Why did you decide to make a project about the Brown University women’s rugby team?
After photographing the Reserve Officers’ Training Corps cadets for my series Fall In, I learned about the experiences of women who perform in a male-dominated field. I then became very interested in photographing other women with emergent identities who were also part of a group in a predominantly male field.
I had recently moved from Boston to Providence, when I found out about Brown University’s Women’s Rugby Club. I was immediately interested in learning more so I began doing research about the team, their history, the group identity and the sport. Finally, I decided to get in touch with the captain and managed to schedule a meeting with the coach, where I had the chance to introduce myself and my work, and explain my interest in photographing the athletes. Soon afterward, I began attending their weekly trainings and games, and photographing the girls on a regular basis.
What does the title mean? Is it the team’s name (or nickname)?
I decided to title the series The Bears to reference Brown University’s mascot, as well as the strength of the animal, which pays homage to the mental and physical strength of the players.
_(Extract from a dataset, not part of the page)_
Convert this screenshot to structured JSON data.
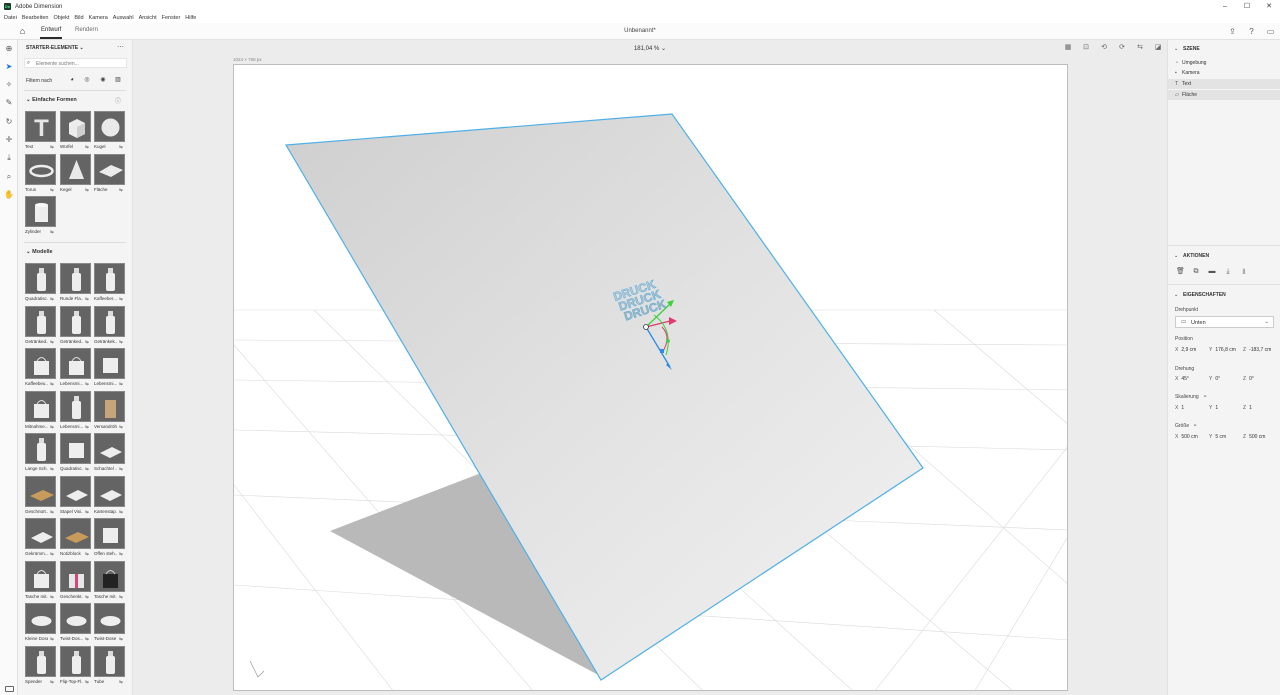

Coincidentally, after Brown elevated the team from club to varsity level, I found out the team was in fact named The Bears.
Did you talk with the girls about their reasons to play such a tough sport?
When joining the rugby team, these students are introduced to a community that not only challenges them to push their limits as athletes, but strengthens them both physically and mentally. I believe many of these girls join the team, not only as a sport, but as a way to be introduced to a community with a strong identity where they can find their own.
What do the other students generally think of the women’s rugby team? Do they look up to them or maybe make fun of them?
Women who join the sport are commonly pictured to fit a masculine stereotype. Rugby has a complex identity that is often simplified, and hence the identity of those who play it, especially women, is often also simplified. Through my portraits, I aim to bring a broader understanding of their identities, and what it means to be a woman who plays a male-dominated sport such as rugby.
The work mainly includes two type of photographs: the individual portraits of the girls standing against a black background, and photos of their faces squeezed between their teammates. Can you elaborate about why did you choose to emphasize these two representations?
The portraits aim to shine light on the individual identities. Like characters in a play, they’re isolated from the group to invite the viewer to examine them individually. Whereas the photographs in the field highlight the performance these individuals partake in as a part of the group. In other words, I am interested in depicting them individually and also as part of the group, that becomes one. Additionally, I’m interested in enhancing the dualities that define both the sport and the athletes: violence and grace, weakness and strength, masculine and feminine.
Mention the skill that you think is most critical in the education of a photographer.
Empathy with your subjects, will and eagerness to learn, capability to be surprised and to accept criticism.
We think not enough people even realize that they can enjoy photography just like they enjoy films or music, and not necessarily as photographers but simply as viewers. What would you tell these people to pique their interest in photography?
Photography is more open-ended than people think. It can be as intriguing as a mystery, as playful as a game, as engaging as a movie, as telling as a book, and as surprising as a gift. I encourage people to approach photography in the same manner as you do with a treasure hunt. Keep looking until you find a clue, and then you’ll start seeing!
If you could change or improve one thing about the photography industry, what would it be?
A more open dialogue between photographers, editors, gallerists, curators and everyone who centers their career around photography.
Do you have any other passion besides photography?
Teaching. I also love music, travelling and discovering new cultures and perspectives. For those reasons I love cinema and literature too. I’ve recently picked up badminton and making homemade bread.
Choose your #threewordsforphotography.
Theater. Magic. Representation.